American Aquarium: Just boys singing strong songs about heartbreak. Came back second day announcing to the crowd how they'd never camped before but they loved it and had done mushrooms the night before, although that was certainly dishonest because there was no such thing happening at that festival. Cover: Thunder Road, pretty dumbass sincere, except it was interesting to hear sax solo on pedal steel guitar.
Holy Ghost Tent Revival: So emotional! So horn-tastic! Was too busy dancing to hear if they did a cover.
Pimps of Joytime: Played a bedtime concert pretty much right outside my tent, while people danced and did hoop trapeze tricks on a giant fire-breathing metal dinosaur. Was too busy dancing to hear if they did a cover.
Big Daddy Love: Acoustic just standing around in the Garden section was the best; on the big stage later it got a little plain jam band.
Hackensaw Boys: Cover: Bluegrass jam on Another Brick in the Wall.
Behind the Music: Dance Afire did a real performance--not just the wow, how do they do that w/o setting themselves on fire wow look at that type fire dance and not that hokey Cirque stuff with a sort-of halfass newage storyline either. This was symbolic and unified and meaningful and the music and costumes--everything fit and worked for the place, and this is just seeing one 20-minute performance they did. It really opened my eyes.
But the very best things that happened were that two people said things that will give me sparks for some time. I was camped down by the late-night music, which also was where they had the agriculture booths, who were having some workshops and were also just up for talking and wandering. When I can sit and talk about dirt and nettles with a soft-spoken man, who then throws in the word "alchemical," well, that just about makes my weekend. Lots of talk about food, medicine and pleasure; my sense is that people have a hard time seeing food as medicine but no trouble seeing medicine as pleasure. I'm thinking making that into a functioning, flowing triangle, food-medicine-pleasure, might help a lot of people. Sorry about the non-exact quotes:
"Nothing can give you anything beyond what is put into it." That's from the biodynamic farming expert, talking about improving soil, but I'm going to make hay of it in some other ways. He also talked about feeling the travels and history of your food as you take it into yourself; feeling the needs and the wants of the earth in the air itself; and I'm feeling like, hey, maybe I'm not insane, and maybe I need to be reminded of that once in a while.
"I think Americans have these problems because we reject the bitter; we only want the sweet." That's from the guy with Backyard Revolution, a group that could use more support, I'm thinking. It was about greens, but again, I'll stretch it out like a single chicken into many meals to come. This is someone who found about 10 food and medicinal plants growing in the meadow border of the campsites alone; we didn't even have to get into the woods to find anything interesting. One more quote: "Take something wild into your body every day." That's worthy of needlepointing on a pillow, at least.

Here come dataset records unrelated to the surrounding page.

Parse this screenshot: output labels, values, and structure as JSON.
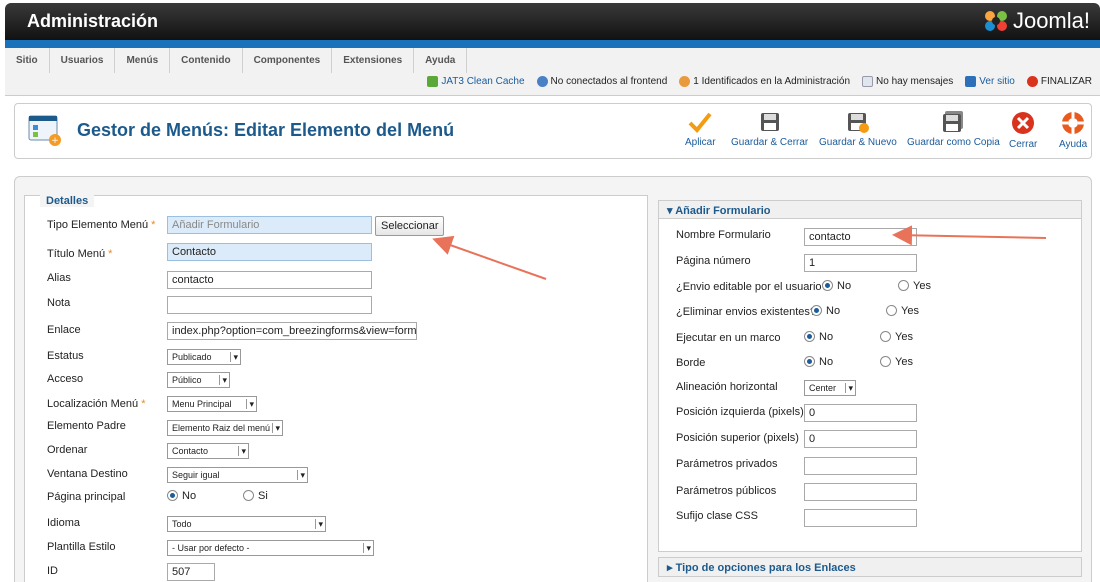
{
  "header": {
    "title": "Administración",
    "logo_text": "Joomla!"
  },
  "menu": [
    "Sitio",
    "Usuarios",
    "Menús",
    "Contenido",
    "Componentes",
    "Extensiones",
    "Ayuda"
  ],
  "status": {
    "cache": "JAT3 Clean Cache",
    "frontend": "No conectados al frontend",
    "admin": "1 Identificados en la Administración",
    "messages": "No hay mensajes",
    "view_site": "Ver sitio",
    "logout": "FINALIZAR"
  },
  "toolbar": {
    "title": "Gestor de Menús: Editar Elemento del Menú",
    "apply": "Aplicar",
    "save_close": "Guardar & Cerrar",
    "save_new": "Guardar & Nuevo",
    "save_copy": "Guardar como Copia",
    "close": "Cerrar",
    "help": "Ayuda"
  },
  "details": {
    "legend": "Detalles",
    "type_label": "Tipo Elemento Menú",
    "type_value": "Añadir Formulario",
    "select_btn": "Seleccionar",
    "title_label": "Título Menú",
    "title_value": "Contacto",
    "alias_label": "Alias",
    "alias_value": "contacto",
    "note_label": "Nota",
    "note_value": "",
    "link_label": "Enlace",
    "link_value": "index.php?option=com_breezingforms&view=form",
    "status_label": "Estatus",
    "status_value": "Publicado",
    "access_label": "Acceso",
    "access_value": "Público",
    "location_label": "Localización Menú",
    "location_value": "Menu Principal",
    "parent_label": "Elemento Padre",
    "parent_value": "Elemento Raiz del menú",
    "order_label": "Ordenar",
    "order_value": "Contacto",
    "target_label": "Ventana Destino",
    "target_value": "Seguir igual",
    "home_label": "Página principal",
    "home_no": "No",
    "home_yes": "Si",
    "lang_label": "Idioma",
    "lang_value": "Todo",
    "style_label": "Plantilla Estilo",
    "style_value": "- Usar por defecto -",
    "id_label": "ID",
    "id_value": "507"
  },
  "form_panel": {
    "heading": "Añadir Formulario",
    "name_label": "Nombre Formulario",
    "name_value": "contacto",
    "page_label": "Página número",
    "page_value": "1",
    "editable_label": "¿Envio editable por el usuario?",
    "delete_label": "¿Eliminar envios existentes?",
    "frame_label": "Ejecutar en un marco",
    "border_label": "Borde",
    "no": "No",
    "yes": "Yes",
    "align_label": "Alineación horizontal",
    "align_value": "Center",
    "left_label": "Posición izquierda (pixels)",
    "left_value": "0",
    "top_label": "Posición superior (pixels)",
    "top_value": "0",
    "private_label": "Parámetros privados",
    "public_label": "Parámetros públicos",
    "css_label": "Sufijo clase CSS",
    "links_heading": "Tipo de opciones para los Enlaces"
  },
  "colors": {
    "accent": "#1d5a8c",
    "header_bar": "#1a73ba",
    "arrow": "#e8735a"
  }
}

On the way home, stopped in Lexington in accordance with our policy not to eat in chain places off the highway but to actually go into the towns and see what's up; unfortunately a ghost hitched a ride and demanded that I play several Steely Dan songs before departing back south down I-81.
Photo: Mountain mint.